Entries from a dataset of interfaces:
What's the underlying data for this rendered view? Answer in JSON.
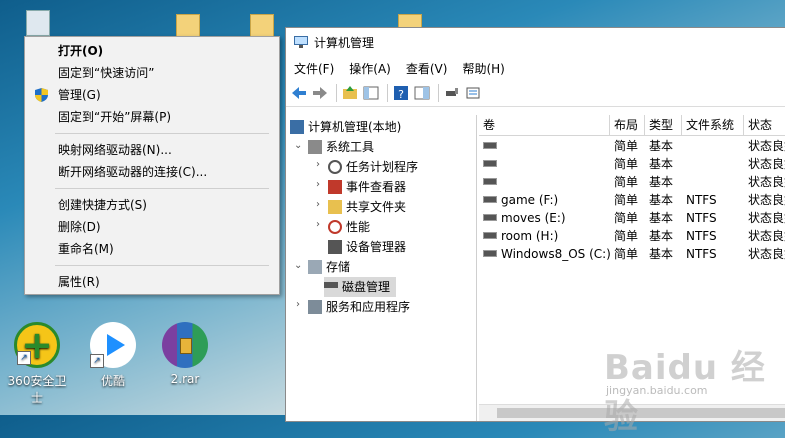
{
  "desktop": {
    "icons": [
      {
        "label": "360安全卫士"
      },
      {
        "label": "优酷"
      },
      {
        "label": "2.rar"
      }
    ]
  },
  "context_menu": {
    "items": [
      {
        "label": "打开(O)",
        "bold": true
      },
      {
        "label": "固定到“快速访问”"
      },
      {
        "label": "管理(G)",
        "icon": "shield-icon"
      },
      {
        "label": "固定到“开始”屏幕(P)"
      },
      {
        "label": "映射网络驱动器(N)..."
      },
      {
        "label": "断开网络驱动器的连接(C)..."
      },
      {
        "label": "创建快捷方式(S)"
      },
      {
        "label": "删除(D)"
      },
      {
        "label": "重命名(M)"
      },
      {
        "label": "属性(R)"
      }
    ]
  },
  "window": {
    "title": "计算机管理",
    "menu": [
      "文件(F)",
      "操作(A)",
      "查看(V)",
      "帮助(H)"
    ],
    "tree": [
      {
        "label": "计算机管理(本地)"
      },
      {
        "label": "系统工具"
      },
      {
        "label": "任务计划程序"
      },
      {
        "label": "事件查看器"
      },
      {
        "label": "共享文件夹"
      },
      {
        "label": "性能"
      },
      {
        "label": "设备管理器"
      },
      {
        "label": "存储"
      },
      {
        "label": "磁盘管理"
      },
      {
        "label": "服务和应用程序"
      }
    ],
    "columns": [
      "卷",
      "布局",
      "类型",
      "文件系统",
      "状态"
    ],
    "volumes": [
      {
        "name": "",
        "layout": "简单",
        "type": "基本",
        "fs": "",
        "status": "状态良好"
      },
      {
        "name": "",
        "layout": "简单",
        "type": "基本",
        "fs": "",
        "status": "状态良好"
      },
      {
        "name": "",
        "layout": "简单",
        "type": "基本",
        "fs": "",
        "status": "状态良好"
      },
      {
        "name": "game (F:)",
        "layout": "简单",
        "type": "基本",
        "fs": "NTFS",
        "status": "状态良好"
      },
      {
        "name": "moves (E:)",
        "layout": "简单",
        "type": "基本",
        "fs": "NTFS",
        "status": "状态良好"
      },
      {
        "name": "room (H:)",
        "layout": "简单",
        "type": "基本",
        "fs": "NTFS",
        "status": "状态良好"
      },
      {
        "name": "Windows8_OS (C:)",
        "layout": "简单",
        "type": "基本",
        "fs": "NTFS",
        "status": "状态良好"
      }
    ]
  },
  "watermark": {
    "text": "Baidu 经验",
    "sub": "jingyan.baidu.com"
  },
  "colors": {
    "accent": "#0a64ad",
    "selection": "#cce8ff",
    "menu_bg": "#f2f2f2"
  }
}
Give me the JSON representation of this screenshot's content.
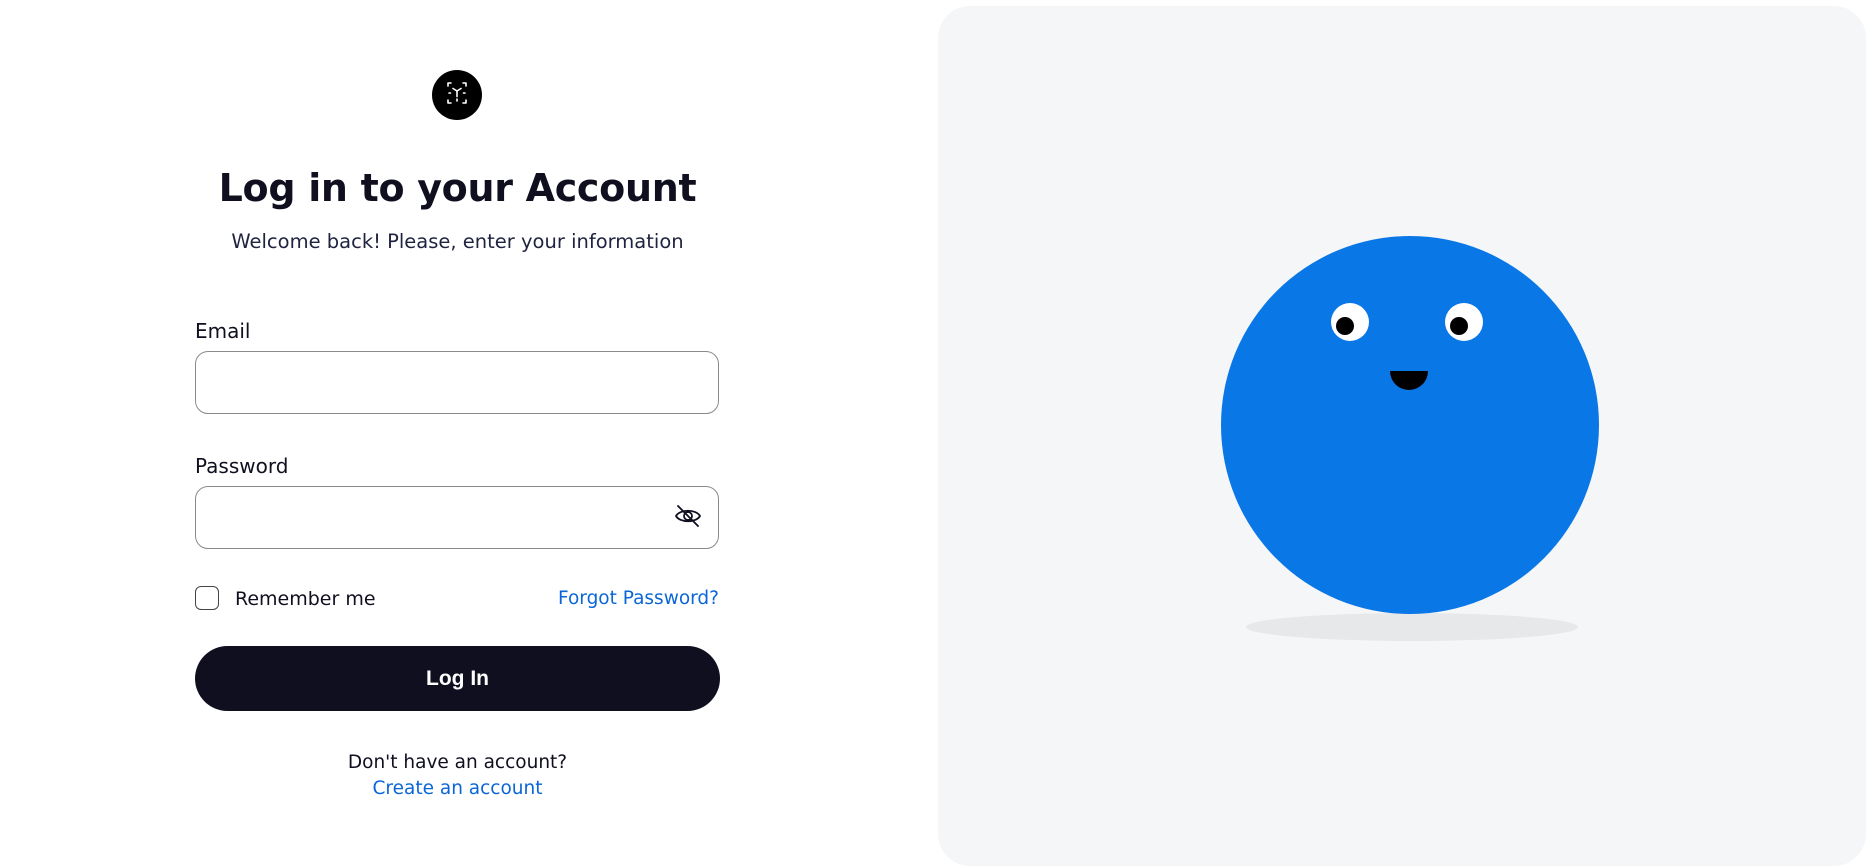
{
  "brand": {
    "logo_icon": "scan-cube-icon"
  },
  "header": {
    "title": "Log in to your Account",
    "subtitle": "Welcome back! Please, enter your information"
  },
  "form": {
    "email": {
      "label": "Email",
      "value": "",
      "placeholder": ""
    },
    "password": {
      "label": "Password",
      "value": "",
      "placeholder": "",
      "toggle_icon": "eye-off-icon"
    },
    "remember_me": {
      "label": "Remember me",
      "checked": false
    },
    "forgot_password_label": "Forgot Password?",
    "submit_label": "Log In"
  },
  "footer": {
    "prompt": "Don't have an account?",
    "create_account_label": "Create an account"
  },
  "illustration": {
    "character": "blue-ball-mascot",
    "body_color": "#0a77e6",
    "shadow_color": "#e6e8ea",
    "panel_color": "#f5f6f8"
  },
  "colors": {
    "primary_dark": "#0f0f1f",
    "link": "#0a66d8"
  }
}
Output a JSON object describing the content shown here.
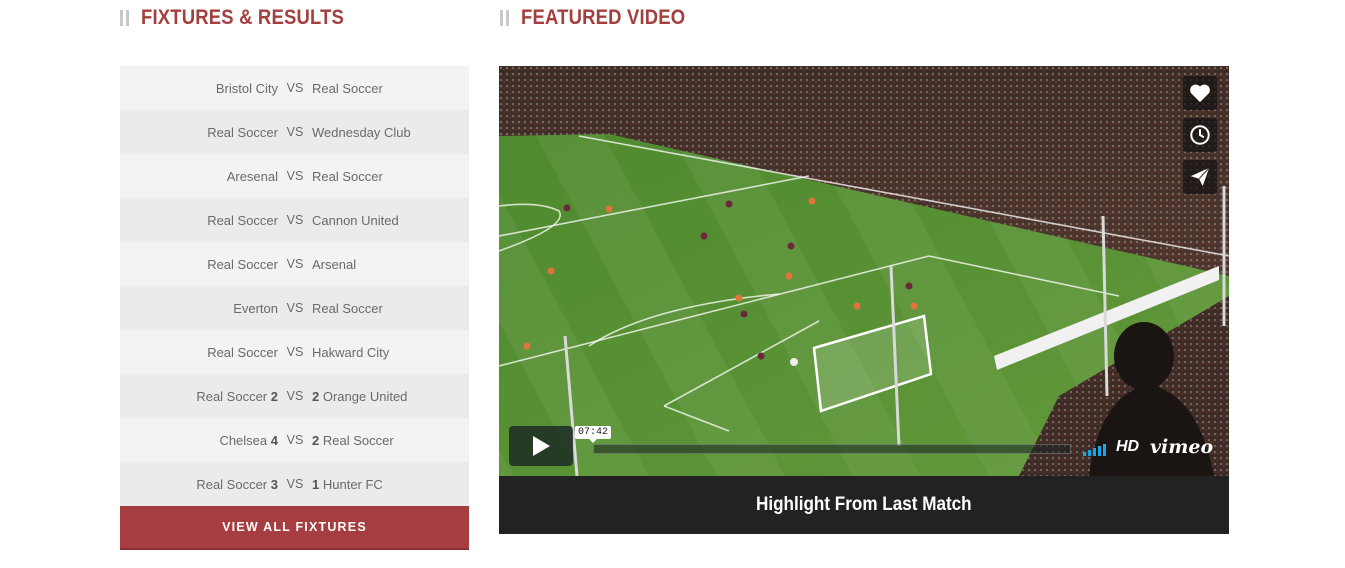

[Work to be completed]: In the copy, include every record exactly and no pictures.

[Exercise output]:
What's the underlying data for this rendered view? Answer in JSON.
{
  "desktop": {
    "icons": [
      {
        "label": "360安全卫士"
      },
      {
        "label": "优酷"
      },
      {
        "label": "2.rar"
      }
    ]
  },
  "context_menu": {
    "items": [
      {
        "label": "打开(O)",
        "bold": true
      },
      {
        "label": "固定到“快速访问”"
      },
      {
        "label": "管理(G)",
        "icon": "shield-icon"
      },
      {
        "label": "固定到“开始”屏幕(P)"
      },
      {
        "label": "映射网络驱动器(N)..."
      },
      {
        "label": "断开网络驱动器的连接(C)..."
      },
      {
        "label": "创建快捷方式(S)"
      },
      {
        "label": "删除(D)"
      },
      {
        "label": "重命名(M)"
      },
      {
        "label": "属性(R)"
      }
    ]
  },
  "window": {
    "title": "计算机管理",
    "menu": [
      "文件(F)",
      "操作(A)",
      "查看(V)",
      "帮助(H)"
    ],
    "tree": [
      {
        "label": "计算机管理(本地)"
      },
      {
        "label": "系统工具"
      },
      {
        "label": "任务计划程序"
      },
      {
        "label": "事件查看器"
      },
      {
        "label": "共享文件夹"
      },
      {
        "label": "性能"
      },
      {
        "label": "设备管理器"
      },
      {
        "label": "存储"
      },
      {
        "label": "磁盘管理"
      },
      {
        "label": "服务和应用程序"
      }
    ],
    "columns": [
      "卷",
      "布局",
      "类型",
      "文件系统",
      "状态"
    ],
    "volumes": [
      {
        "name": "",
        "layout": "简单",
        "type": "基本",
        "fs": "",
        "status": "状态良好"
      },
      {
        "name": "",
        "layout": "简单",
        "type": "基本",
        "fs": "",
        "status": "状态良好"
      },
      {
        "name": "",
        "layout": "简单",
        "type": "基本",
        "fs": "",
        "status": "状态良好"
      },
      {
        "name": "game (F:)",
        "layout": "简单",
        "type": "基本",
        "fs": "NTFS",
        "status": "状态良好"
      },
      {
        "name": "moves (E:)",
        "layout": "简单",
        "type": "基本",
        "fs": "NTFS",
        "status": "状态良好"
      },
      {
        "name": "room (H:)",
        "layout": "简单",
        "type": "基本",
        "fs": "NTFS",
        "status": "状态良好"
      },
      {
        "name": "Windows8_OS (C:)",
        "layout": "简单",
        "type": "基本",
        "fs": "NTFS",
        "status": "状态良好"
      }
    ]
  },
  "watermark": {
    "text": "Baidu 经验",
    "sub": "jingyan.baidu.com"
  },
  "colors": {
    "accent": "#0a64ad",
    "selection": "#cce8ff",
    "menu_bg": "#f2f2f2"
  }
}
Give me the JSON representation of this screenshot's content.
{
  "brand": {
    "logo_icon": "scan-cube-icon"
  },
  "header": {
    "title": "Log in to your Account",
    "subtitle": "Welcome back! Please, enter your information"
  },
  "form": {
    "email": {
      "label": "Email",
      "value": "",
      "placeholder": ""
    },
    "password": {
      "label": "Password",
      "value": "",
      "placeholder": "",
      "toggle_icon": "eye-off-icon"
    },
    "remember_me": {
      "label": "Remember me",
      "checked": false
    },
    "forgot_password_label": "Forgot Password?",
    "submit_label": "Log In"
  },
  "footer": {
    "prompt": "Don't have an account?",
    "create_account_label": "Create an account"
  },
  "illustration": {
    "character": "blue-ball-mascot",
    "body_color": "#0a77e6",
    "shadow_color": "#e6e8ea",
    "panel_color": "#f5f6f8"
  },
  "colors": {
    "primary_dark": "#0f0f1f",
    "link": "#0a66d8"
  }
}
Output a JSON object describing the content shown here.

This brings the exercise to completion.